Encompassing as much as 196 countries, the GCI stands out for its global approach. Its results display the corruption risk exposure deriving from both the public and private sectors. The GCI also includes issues related to white collar crimes and more specifically to money-laundering and terrorism financing.
The GCI relies on various methods for collecting data reflecting the variety of ways available to estimate corruption. This process allows to further the objective of providing our users with estimates as close as possible to real values.
The GCI is composed of two sub-indexes related to corruption and white collar crimes:
4 indicators are considered to measure corruption, weighted as follows:
Country characteristics are meant to capture prevention mechanisms, related effects, causal effects and consequential effects, with the objective of unearthing latent corruption information.

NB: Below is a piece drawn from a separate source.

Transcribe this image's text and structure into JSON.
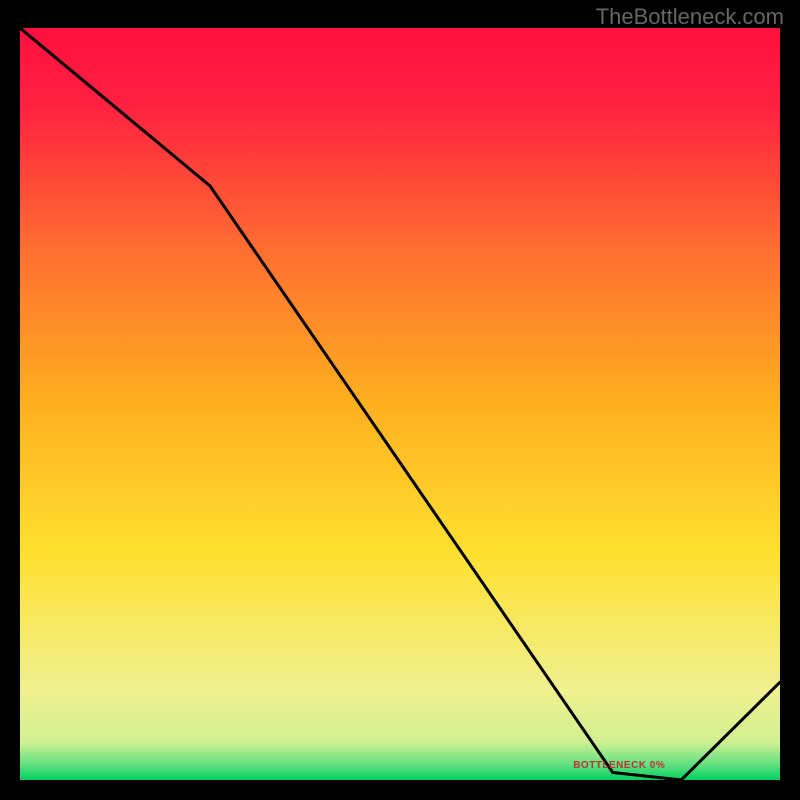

This indicator aggregates results related to 4 different indicators:
The remaining weight (30%) is dedicated to White Collar Crimes, a measure based on the Basel Institute’s AML Index and a set of white collar crime indicators.
The Global Corruption Index relies on numerous entities for their provision of raw data, namely :
Lead Data Scientist
In order to provide compliance officers with the appropriate tools, Global Risk Profile has developed a unique and robust measure of worldwide corruption in compliance with current legal requirements such as the Foreign Corrupt Practices Act (FCPA), the Bribery Act and the recent French law No. 2016-1691 relative to transparency, the fight against corruption and the modernization of economic life, also referred to as “Sapin II“.
The Global Corruption Index is composed of 43 variables constructed based on datasets that are exclusively borrowed from internationally recognized entities.
The GCI follows a strict methodology:
A number of criteria were considered during the selection process, detailed in the downloadable technical methodology
The processing of missing data is handled on a case-by-case basis depending on the structure of the datasets.
For some variables, no PMM imputation was performed and only true values were considered in the analysis. This is due to the structure of the data and the absence of correlation with other variables. In the case of a missing value, the algorithm proportionally redistributes the according weight to variables measuring the same indicator.
Aside from binary variables, all datasets were tested for skewness, then transformed and recoded if necessary. The mean and standard deviation is calculated and all variables are then standardized, to allow for a proper aggregation in the global scoring. Several normalization methods exist. The one used here is that of z-scores, which converts datasets to a common scale with a mean of zero and a standard deviation of one.
The aggregation process converts all data points to a scale of 0-100, where 0 represents the lowest risk of corruption and white collar crimes, and 100 corresponds to the highest risk of corruption and white collar crimes. Each country’s global score is then calculated following the weights previously presented.
Based on the n datasets obtained from the multiple imputation process, a standard error and a 90 percent confidence interval are calculated for each dataset to reflect the variance around the different scores.